Version of Record online: 3 OCT 2013
Copyright © 2013 John Wiley & Sons, Ltd.
European Journal of Social Psychology
Volume 44, Issue 1, pages 23–29, February 2014
How to Cite
Uhlmann, E. L., Zhu, L. [. and Diermeier, D. (2014), When actions speak volumes: The role of inferences about moral character in outrage over racial bigotry. Eur. J. Soc. Psychol., 44: 23–29. doi: 10.1002/ejsp.1987
- Issue online: 4 FEB 2014
- Version of Record online: 3 OCT 2013
- Manuscript Accepted: 6 SEP 2013
- Manuscript Revised: 25 AUG 2013
- Manuscript Received: 17 NOV 2012
- Person-centered moral judgments;
- act-person dissociations;
- informational value;
- racial slurs

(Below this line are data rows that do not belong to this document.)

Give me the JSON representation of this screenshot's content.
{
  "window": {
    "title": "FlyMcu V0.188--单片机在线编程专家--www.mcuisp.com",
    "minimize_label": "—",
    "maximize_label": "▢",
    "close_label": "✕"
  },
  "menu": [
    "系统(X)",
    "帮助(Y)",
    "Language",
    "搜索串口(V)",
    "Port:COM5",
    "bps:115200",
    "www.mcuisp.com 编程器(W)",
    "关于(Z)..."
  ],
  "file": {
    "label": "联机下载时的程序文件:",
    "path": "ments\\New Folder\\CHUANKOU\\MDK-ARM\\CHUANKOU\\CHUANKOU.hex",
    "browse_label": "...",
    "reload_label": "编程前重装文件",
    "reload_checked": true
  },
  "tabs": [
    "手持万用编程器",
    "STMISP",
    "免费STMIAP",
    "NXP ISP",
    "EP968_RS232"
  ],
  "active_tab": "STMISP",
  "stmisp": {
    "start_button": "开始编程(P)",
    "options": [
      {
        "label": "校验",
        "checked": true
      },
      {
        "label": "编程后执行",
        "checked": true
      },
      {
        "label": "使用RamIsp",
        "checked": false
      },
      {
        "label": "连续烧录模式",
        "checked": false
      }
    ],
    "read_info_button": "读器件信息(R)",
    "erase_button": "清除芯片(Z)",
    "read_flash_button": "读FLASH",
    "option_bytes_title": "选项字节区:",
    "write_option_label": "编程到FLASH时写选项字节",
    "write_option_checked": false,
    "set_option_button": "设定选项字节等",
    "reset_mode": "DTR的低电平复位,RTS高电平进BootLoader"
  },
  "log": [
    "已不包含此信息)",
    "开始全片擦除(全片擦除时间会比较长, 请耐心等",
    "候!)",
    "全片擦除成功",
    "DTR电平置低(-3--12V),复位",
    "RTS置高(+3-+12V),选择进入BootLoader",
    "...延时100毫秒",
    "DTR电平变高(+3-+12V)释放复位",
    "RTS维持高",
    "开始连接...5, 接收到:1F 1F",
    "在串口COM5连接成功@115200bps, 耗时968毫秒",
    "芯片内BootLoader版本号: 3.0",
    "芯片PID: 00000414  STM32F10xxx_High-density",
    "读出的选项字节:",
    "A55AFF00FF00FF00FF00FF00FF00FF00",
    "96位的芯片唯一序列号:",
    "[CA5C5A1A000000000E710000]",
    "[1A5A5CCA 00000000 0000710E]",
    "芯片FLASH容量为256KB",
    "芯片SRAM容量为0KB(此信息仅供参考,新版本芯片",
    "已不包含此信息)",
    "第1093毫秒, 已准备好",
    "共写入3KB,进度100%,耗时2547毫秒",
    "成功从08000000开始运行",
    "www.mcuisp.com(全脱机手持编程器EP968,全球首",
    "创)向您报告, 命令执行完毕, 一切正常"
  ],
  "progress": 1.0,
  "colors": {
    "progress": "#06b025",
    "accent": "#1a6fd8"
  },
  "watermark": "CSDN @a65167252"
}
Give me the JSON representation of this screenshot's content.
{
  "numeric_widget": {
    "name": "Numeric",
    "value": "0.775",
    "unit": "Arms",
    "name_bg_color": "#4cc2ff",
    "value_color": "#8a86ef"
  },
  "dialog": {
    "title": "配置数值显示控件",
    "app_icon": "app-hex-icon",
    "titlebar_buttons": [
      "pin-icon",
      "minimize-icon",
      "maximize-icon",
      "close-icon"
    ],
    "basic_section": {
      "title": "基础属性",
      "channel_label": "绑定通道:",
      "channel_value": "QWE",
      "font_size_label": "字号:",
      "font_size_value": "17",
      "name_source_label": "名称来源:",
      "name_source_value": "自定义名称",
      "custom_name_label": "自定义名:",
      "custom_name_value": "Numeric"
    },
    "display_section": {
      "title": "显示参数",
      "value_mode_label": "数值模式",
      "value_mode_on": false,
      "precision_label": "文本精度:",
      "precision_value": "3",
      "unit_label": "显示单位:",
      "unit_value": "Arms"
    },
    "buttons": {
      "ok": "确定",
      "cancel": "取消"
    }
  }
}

Inferences about moral character may often drive outrage over symbolic acts of racial bigotry. Study 1 demonstrates a theoretically predicted dissociation between moral evaluations of an act and the person who carries out the act. Although Americans regarded the private use of a racial slur as a less blameworthy act than physical assault, use of a slur was perceived as a clearer indicator of poor moral character. Study 2 highlights the dynamic interplay between moral judgments of acts and persons, demonstrating that first making person judgments can bias subsequent act judgments. Privately defacing a picture of Martin Luther King, Jr. led to greater moral condemnation of the agent than of the act itself only when the behavior was evaluated first. When Americans first made character judgments, symbolically defacing a picture of the civil rights leader was significantly more likely to be perceived as an immoral act. These studies support a person-centered account of outrage over bigotry and demonstrate that moral evaluations of acts and persons converge and diverge under theoretically meaningful circumstances. Copyright © 2013 John Wiley & Sons, Ltd.